▶ How to complete this task: Copies of all lines that contain "reception" are needed; take them from the data below.
#### Excerpted records
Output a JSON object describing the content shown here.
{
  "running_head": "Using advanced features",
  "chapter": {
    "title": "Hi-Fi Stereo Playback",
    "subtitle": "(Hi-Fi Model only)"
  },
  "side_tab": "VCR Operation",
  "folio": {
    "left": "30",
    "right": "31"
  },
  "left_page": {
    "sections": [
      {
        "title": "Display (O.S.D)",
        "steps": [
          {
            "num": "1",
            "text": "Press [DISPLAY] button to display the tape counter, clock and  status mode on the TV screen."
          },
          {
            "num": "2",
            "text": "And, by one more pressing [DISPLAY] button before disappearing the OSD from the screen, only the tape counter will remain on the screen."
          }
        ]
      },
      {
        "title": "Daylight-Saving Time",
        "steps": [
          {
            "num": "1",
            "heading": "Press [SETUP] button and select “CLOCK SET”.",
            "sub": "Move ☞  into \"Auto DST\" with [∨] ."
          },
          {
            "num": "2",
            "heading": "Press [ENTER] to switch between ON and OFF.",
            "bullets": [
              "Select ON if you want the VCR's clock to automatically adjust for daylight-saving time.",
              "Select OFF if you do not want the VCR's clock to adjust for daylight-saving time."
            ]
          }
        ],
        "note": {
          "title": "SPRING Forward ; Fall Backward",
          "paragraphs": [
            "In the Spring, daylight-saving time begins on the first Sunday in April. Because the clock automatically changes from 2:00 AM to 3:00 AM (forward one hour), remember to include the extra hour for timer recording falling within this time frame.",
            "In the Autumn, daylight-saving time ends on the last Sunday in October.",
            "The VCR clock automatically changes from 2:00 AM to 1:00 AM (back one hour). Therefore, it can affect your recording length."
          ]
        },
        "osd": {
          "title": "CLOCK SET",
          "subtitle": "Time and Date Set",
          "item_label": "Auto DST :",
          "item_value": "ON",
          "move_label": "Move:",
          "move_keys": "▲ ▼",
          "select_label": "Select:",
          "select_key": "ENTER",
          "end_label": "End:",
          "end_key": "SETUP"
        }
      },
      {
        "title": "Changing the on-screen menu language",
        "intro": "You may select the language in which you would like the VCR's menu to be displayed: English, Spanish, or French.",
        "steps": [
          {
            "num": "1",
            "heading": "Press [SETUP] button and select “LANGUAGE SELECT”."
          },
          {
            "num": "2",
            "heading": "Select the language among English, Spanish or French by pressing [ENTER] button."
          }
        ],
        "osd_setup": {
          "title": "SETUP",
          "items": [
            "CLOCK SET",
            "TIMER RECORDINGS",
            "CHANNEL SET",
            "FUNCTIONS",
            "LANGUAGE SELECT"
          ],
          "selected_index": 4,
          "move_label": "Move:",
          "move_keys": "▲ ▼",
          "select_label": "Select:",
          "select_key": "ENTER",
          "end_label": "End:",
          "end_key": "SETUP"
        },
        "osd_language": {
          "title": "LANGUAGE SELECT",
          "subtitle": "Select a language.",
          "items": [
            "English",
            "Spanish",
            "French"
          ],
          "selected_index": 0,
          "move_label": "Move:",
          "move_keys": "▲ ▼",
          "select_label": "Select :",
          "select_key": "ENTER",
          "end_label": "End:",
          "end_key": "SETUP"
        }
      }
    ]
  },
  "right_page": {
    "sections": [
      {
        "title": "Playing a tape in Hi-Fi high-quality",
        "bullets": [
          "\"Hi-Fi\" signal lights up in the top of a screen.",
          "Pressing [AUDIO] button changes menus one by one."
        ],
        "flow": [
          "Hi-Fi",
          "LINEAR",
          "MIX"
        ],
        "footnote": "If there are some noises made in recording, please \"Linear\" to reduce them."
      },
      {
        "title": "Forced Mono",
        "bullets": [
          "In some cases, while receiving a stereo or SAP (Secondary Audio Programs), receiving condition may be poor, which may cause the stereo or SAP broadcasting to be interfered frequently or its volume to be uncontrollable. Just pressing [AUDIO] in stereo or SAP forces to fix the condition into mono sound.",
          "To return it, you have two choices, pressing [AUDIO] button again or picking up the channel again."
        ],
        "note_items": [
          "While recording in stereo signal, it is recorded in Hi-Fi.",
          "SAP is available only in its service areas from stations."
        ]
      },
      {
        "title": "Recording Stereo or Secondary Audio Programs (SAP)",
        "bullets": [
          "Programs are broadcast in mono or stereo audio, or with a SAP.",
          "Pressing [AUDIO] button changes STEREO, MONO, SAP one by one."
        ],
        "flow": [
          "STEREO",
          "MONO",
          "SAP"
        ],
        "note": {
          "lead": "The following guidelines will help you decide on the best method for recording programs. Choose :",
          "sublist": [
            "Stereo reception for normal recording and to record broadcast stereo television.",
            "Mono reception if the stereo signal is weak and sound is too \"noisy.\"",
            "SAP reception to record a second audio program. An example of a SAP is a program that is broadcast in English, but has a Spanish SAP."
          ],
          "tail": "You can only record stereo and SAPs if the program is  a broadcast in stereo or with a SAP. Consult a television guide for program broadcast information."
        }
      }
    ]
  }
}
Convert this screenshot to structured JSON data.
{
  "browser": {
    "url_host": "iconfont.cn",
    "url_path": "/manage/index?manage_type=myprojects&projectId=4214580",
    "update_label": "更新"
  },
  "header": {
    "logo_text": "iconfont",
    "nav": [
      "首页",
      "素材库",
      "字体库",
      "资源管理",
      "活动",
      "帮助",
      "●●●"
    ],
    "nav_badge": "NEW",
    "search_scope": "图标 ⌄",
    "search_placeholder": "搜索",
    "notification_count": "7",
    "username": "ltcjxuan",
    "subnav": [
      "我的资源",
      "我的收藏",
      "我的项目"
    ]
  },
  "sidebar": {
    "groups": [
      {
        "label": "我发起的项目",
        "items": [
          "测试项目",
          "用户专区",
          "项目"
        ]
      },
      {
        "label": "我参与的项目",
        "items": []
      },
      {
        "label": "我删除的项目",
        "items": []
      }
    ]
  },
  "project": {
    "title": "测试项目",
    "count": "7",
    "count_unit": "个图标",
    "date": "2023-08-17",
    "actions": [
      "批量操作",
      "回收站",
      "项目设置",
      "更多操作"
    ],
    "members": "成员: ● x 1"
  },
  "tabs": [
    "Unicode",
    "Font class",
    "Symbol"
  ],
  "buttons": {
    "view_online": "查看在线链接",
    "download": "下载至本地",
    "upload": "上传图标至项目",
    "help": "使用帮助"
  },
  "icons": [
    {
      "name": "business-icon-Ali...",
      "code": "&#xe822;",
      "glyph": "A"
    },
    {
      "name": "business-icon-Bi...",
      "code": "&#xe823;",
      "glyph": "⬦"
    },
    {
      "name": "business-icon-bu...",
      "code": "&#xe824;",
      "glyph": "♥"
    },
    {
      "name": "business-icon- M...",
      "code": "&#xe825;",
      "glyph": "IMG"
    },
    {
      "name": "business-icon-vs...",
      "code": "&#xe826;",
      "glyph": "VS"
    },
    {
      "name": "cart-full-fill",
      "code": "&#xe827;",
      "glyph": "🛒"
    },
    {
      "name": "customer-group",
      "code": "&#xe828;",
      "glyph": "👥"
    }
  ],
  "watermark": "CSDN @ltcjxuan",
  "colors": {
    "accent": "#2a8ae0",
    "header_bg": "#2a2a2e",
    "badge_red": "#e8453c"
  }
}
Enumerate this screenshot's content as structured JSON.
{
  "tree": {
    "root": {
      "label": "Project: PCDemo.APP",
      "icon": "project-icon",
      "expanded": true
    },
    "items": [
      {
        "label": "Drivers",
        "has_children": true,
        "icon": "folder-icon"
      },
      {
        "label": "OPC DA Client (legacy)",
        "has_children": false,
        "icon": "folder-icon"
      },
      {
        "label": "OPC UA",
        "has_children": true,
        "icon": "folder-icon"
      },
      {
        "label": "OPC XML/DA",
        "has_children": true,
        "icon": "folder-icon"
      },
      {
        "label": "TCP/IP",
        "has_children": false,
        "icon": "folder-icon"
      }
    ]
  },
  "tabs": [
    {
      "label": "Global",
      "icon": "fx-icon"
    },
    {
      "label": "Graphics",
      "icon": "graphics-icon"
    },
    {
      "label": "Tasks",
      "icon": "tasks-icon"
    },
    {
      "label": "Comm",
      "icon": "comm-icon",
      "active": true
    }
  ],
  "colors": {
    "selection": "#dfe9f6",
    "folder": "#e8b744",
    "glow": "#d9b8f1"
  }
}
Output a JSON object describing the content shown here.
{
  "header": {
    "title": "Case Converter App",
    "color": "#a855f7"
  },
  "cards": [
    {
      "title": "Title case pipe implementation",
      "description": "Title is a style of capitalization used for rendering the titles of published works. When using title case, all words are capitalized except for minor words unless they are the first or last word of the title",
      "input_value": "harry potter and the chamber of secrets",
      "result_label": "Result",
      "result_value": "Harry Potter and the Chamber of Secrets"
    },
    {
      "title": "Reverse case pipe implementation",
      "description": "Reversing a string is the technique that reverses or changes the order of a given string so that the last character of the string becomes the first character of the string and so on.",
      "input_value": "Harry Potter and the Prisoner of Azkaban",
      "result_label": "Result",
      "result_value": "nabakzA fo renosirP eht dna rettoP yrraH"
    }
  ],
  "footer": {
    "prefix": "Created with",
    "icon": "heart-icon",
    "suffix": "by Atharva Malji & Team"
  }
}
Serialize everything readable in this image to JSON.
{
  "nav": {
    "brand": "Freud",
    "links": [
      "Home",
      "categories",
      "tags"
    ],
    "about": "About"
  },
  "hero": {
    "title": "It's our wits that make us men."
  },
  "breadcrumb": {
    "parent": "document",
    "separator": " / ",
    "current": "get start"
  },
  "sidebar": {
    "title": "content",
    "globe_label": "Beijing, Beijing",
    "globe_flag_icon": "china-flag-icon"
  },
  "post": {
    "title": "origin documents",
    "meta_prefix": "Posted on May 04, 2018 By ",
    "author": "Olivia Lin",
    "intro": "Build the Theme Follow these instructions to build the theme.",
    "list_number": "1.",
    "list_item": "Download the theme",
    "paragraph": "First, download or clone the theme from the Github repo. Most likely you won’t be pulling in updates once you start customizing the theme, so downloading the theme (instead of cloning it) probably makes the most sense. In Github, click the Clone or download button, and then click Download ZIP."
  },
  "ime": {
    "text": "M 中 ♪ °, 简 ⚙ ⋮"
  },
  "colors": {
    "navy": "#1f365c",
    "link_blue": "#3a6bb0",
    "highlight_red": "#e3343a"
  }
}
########
▶ Written solution:
            "Stereo reception for normal recording and to record broadcast stereo television.",
            "Mono reception if the stereo signal is weak and sound is too \"noisy.\"",
            "SAP reception to record a second audio program. An example of a SAP is a program that is broadcast in English, but has a Spanish SAP."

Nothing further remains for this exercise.